Some lines below hold "מסכים". Pick them out and copy them.

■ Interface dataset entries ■
§ §

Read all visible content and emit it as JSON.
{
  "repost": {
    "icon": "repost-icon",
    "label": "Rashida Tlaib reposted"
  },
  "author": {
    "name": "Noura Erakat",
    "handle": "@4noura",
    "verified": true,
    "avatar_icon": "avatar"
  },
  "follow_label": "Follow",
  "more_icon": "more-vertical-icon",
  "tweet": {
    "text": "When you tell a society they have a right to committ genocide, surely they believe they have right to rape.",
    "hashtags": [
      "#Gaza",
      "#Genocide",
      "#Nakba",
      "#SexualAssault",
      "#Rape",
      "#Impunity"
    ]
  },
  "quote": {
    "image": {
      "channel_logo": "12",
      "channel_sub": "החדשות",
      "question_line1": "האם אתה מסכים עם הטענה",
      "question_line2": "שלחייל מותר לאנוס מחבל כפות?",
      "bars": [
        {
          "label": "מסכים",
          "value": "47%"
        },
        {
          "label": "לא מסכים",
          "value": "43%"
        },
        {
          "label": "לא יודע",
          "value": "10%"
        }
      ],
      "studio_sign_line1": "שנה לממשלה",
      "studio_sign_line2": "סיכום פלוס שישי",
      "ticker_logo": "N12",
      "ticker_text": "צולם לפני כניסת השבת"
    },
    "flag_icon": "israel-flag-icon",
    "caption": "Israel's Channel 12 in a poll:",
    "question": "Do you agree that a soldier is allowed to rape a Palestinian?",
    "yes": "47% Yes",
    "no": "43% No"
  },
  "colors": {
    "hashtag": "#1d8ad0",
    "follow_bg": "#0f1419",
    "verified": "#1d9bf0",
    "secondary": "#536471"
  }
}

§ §

■ Completed exercise ■
      "question_line1": "האם אתה מסכים עם הטענה",
          "label": "מסכים",
          "label": "לא מסכים",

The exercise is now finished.